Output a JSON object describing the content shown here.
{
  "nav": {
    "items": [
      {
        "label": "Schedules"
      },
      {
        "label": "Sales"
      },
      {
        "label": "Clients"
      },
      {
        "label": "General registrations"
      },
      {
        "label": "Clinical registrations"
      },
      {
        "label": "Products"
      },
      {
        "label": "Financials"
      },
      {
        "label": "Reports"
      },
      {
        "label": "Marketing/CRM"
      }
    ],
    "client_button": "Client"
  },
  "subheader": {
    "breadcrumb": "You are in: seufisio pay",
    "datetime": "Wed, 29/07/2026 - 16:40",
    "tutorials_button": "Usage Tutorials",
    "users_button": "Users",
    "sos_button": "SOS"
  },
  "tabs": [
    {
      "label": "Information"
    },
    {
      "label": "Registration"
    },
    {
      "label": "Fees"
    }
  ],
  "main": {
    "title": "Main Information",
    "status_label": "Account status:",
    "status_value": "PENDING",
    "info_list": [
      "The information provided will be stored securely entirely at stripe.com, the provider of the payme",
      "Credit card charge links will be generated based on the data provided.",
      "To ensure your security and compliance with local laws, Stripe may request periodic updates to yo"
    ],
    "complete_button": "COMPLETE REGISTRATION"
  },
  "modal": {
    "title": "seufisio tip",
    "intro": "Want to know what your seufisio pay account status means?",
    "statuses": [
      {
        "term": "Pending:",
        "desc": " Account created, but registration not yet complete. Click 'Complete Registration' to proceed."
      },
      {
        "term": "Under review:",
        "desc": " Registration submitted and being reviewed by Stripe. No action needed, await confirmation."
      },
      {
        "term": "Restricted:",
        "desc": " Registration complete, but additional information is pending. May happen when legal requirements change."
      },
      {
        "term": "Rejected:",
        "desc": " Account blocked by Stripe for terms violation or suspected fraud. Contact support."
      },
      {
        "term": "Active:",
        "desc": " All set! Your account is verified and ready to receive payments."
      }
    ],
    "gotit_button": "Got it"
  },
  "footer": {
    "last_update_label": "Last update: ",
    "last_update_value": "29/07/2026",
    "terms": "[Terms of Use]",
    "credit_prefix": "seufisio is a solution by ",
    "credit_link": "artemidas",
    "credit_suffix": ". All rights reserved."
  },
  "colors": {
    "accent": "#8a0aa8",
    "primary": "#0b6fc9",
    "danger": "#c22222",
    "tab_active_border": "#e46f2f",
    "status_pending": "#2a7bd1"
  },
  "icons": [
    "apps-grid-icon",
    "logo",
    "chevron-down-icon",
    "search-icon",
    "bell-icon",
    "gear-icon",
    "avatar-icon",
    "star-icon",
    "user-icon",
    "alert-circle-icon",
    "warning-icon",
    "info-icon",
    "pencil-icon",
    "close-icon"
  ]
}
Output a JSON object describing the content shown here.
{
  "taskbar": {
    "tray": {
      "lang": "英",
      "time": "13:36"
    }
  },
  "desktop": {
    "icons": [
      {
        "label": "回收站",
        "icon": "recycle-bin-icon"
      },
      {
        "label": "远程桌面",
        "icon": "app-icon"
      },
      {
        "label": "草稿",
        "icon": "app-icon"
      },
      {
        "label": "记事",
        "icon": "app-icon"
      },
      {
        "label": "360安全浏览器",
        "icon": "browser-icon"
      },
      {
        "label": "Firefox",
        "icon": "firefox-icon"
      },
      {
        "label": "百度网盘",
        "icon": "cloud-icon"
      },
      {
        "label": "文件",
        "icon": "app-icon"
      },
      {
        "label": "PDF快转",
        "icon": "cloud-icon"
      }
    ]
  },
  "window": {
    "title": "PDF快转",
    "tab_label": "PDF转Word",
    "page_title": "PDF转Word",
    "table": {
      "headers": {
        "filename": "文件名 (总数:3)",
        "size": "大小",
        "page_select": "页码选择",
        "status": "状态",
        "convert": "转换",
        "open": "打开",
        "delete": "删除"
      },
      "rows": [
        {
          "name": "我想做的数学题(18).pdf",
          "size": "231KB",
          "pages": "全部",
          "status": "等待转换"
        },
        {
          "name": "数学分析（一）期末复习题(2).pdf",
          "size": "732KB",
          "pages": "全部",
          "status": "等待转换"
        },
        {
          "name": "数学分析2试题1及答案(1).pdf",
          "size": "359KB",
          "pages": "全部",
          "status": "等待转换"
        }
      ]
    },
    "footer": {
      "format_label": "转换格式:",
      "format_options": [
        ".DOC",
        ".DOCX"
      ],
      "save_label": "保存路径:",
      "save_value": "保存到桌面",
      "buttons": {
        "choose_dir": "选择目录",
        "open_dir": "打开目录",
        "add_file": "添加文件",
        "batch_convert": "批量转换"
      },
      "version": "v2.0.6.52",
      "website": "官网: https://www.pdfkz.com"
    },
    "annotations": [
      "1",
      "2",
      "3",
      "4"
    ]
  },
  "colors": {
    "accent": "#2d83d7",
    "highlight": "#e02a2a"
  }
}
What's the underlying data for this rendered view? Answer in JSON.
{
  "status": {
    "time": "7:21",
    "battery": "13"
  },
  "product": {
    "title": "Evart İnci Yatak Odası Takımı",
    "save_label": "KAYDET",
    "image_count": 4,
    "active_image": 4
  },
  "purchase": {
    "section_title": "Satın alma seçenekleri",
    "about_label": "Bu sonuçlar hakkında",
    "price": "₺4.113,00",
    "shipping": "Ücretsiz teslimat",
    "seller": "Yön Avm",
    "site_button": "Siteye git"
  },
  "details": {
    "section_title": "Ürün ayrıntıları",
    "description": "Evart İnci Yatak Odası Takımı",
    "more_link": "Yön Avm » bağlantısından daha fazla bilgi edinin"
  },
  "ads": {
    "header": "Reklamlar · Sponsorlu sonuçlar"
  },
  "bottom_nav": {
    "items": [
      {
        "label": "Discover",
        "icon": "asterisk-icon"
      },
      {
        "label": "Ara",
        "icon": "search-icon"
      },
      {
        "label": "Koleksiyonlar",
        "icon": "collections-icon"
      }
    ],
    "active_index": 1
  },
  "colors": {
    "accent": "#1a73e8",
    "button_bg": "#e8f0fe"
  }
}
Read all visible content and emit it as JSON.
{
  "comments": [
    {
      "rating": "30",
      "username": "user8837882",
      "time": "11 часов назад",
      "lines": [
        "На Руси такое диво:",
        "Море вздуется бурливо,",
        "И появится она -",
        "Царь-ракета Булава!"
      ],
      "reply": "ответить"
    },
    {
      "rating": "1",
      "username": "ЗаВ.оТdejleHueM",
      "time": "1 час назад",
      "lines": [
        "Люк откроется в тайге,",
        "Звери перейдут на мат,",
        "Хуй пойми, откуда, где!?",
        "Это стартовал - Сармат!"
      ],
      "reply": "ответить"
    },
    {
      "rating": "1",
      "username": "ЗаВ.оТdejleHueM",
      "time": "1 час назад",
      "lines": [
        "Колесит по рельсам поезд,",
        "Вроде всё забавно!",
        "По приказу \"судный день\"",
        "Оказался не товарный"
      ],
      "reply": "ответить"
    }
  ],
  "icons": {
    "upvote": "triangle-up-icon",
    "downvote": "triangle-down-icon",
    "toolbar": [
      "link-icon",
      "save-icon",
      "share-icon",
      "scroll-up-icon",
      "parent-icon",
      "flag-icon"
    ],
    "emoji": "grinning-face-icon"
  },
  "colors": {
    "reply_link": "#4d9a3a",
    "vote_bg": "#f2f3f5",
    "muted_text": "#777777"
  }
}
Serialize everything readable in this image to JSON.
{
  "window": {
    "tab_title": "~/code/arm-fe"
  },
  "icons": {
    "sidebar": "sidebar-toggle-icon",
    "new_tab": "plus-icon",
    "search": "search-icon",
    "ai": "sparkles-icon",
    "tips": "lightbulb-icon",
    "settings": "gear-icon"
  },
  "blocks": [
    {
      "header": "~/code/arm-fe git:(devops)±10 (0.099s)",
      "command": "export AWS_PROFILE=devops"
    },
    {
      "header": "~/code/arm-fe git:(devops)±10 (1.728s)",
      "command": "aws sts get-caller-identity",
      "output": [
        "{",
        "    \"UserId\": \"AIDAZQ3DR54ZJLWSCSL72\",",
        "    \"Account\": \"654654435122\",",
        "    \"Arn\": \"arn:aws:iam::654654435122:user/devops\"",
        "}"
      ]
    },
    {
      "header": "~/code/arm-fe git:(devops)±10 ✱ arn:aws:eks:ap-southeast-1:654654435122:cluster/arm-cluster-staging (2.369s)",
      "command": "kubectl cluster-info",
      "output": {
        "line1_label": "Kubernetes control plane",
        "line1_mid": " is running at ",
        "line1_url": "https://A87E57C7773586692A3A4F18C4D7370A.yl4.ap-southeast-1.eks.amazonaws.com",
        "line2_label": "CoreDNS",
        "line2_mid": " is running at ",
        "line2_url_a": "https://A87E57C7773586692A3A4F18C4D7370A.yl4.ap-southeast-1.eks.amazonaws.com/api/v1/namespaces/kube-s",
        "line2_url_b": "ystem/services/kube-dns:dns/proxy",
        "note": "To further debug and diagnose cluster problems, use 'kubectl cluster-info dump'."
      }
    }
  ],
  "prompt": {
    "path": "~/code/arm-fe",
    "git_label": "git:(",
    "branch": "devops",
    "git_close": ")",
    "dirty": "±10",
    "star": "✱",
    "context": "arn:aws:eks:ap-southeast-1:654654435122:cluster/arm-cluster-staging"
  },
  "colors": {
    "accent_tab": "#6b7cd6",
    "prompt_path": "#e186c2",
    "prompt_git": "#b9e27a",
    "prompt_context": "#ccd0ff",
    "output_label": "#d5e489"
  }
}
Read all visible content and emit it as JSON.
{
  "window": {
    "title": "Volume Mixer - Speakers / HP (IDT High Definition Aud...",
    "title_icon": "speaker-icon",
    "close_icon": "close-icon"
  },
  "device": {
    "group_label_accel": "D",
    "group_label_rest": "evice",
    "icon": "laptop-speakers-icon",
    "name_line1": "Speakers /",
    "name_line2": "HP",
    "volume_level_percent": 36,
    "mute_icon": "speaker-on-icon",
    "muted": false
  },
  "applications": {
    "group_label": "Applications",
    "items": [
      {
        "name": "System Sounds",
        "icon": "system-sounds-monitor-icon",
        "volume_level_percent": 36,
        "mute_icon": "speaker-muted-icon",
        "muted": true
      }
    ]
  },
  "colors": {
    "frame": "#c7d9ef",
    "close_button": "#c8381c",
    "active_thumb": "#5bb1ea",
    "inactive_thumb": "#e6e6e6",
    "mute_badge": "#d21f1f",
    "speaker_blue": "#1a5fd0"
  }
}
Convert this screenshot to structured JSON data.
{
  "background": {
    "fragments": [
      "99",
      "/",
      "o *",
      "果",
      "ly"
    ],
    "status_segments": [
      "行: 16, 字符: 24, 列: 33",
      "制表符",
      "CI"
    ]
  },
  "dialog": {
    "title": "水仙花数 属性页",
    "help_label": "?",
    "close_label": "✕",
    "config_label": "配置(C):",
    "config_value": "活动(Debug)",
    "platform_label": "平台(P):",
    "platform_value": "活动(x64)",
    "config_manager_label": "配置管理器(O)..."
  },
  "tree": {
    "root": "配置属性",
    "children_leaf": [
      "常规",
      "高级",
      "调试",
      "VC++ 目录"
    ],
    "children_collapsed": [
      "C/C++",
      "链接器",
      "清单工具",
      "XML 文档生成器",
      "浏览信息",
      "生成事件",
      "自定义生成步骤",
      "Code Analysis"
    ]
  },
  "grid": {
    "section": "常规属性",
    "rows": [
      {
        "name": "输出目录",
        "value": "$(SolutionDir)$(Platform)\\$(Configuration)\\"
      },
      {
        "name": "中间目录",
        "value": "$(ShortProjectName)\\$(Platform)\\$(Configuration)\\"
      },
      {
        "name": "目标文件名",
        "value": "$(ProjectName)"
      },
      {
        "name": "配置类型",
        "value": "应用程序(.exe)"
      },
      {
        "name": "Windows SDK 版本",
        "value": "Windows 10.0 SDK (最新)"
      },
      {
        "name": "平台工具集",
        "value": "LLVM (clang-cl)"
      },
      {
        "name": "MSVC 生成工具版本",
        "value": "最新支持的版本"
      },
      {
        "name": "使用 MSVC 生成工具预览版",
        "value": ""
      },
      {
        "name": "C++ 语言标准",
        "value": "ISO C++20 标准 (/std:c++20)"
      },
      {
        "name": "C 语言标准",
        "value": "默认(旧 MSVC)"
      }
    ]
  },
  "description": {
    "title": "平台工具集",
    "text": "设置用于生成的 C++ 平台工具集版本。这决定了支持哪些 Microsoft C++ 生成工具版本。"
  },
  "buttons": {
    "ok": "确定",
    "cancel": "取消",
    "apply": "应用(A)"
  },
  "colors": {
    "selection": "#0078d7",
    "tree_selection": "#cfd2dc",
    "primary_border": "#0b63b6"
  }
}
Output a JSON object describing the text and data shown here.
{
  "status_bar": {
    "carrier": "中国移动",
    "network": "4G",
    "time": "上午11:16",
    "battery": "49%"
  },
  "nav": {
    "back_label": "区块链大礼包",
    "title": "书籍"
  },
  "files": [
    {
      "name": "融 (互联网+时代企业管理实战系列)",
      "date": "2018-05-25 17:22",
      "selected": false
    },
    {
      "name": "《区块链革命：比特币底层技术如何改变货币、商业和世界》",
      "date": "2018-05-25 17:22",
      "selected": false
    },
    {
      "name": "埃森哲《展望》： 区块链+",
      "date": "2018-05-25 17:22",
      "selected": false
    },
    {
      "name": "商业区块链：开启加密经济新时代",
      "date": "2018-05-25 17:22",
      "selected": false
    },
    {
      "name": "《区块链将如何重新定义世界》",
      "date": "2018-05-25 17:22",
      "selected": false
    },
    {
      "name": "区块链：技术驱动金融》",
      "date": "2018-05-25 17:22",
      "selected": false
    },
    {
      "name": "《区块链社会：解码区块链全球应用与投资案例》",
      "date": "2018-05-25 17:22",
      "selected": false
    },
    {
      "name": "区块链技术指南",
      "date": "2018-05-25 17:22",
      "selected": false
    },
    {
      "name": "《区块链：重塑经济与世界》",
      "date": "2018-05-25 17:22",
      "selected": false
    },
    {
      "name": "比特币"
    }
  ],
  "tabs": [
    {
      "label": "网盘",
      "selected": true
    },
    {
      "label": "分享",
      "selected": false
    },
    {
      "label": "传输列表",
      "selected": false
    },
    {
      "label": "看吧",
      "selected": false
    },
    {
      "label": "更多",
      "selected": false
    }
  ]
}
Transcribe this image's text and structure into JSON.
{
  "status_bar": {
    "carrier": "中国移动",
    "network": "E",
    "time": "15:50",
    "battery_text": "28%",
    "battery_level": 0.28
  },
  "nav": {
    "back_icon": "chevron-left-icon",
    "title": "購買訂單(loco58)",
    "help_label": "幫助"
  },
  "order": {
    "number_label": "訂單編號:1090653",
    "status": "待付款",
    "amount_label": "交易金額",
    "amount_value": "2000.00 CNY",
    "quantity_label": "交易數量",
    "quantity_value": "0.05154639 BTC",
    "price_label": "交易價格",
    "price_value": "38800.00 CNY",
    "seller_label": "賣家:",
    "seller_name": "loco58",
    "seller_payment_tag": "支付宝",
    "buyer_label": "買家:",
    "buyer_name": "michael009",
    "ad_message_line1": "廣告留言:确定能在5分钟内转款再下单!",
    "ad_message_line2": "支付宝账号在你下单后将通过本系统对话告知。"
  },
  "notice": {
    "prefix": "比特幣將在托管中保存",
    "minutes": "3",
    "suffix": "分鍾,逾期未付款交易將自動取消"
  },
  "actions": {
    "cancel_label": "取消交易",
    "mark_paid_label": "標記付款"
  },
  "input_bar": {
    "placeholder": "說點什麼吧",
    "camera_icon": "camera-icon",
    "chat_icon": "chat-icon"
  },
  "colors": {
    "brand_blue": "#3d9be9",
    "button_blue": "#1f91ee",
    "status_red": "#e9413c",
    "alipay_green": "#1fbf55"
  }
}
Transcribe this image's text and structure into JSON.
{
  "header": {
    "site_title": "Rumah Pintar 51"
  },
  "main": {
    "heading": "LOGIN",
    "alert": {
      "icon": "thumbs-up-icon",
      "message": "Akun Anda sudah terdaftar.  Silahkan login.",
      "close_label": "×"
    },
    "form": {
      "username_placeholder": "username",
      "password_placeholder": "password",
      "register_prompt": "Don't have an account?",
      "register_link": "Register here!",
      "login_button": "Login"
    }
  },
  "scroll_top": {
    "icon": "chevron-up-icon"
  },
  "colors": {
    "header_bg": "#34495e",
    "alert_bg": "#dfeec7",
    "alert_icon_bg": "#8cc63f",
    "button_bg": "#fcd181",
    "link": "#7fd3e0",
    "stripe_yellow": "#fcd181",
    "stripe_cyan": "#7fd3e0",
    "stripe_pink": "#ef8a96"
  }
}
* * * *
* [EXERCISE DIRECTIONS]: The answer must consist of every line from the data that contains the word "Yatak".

* [OUTPUT FOR THIS TASK]:
    "title": "Evart İnci Yatak Odası Takımı",
    "description": "Evart İnci Yatak Odası Takımı",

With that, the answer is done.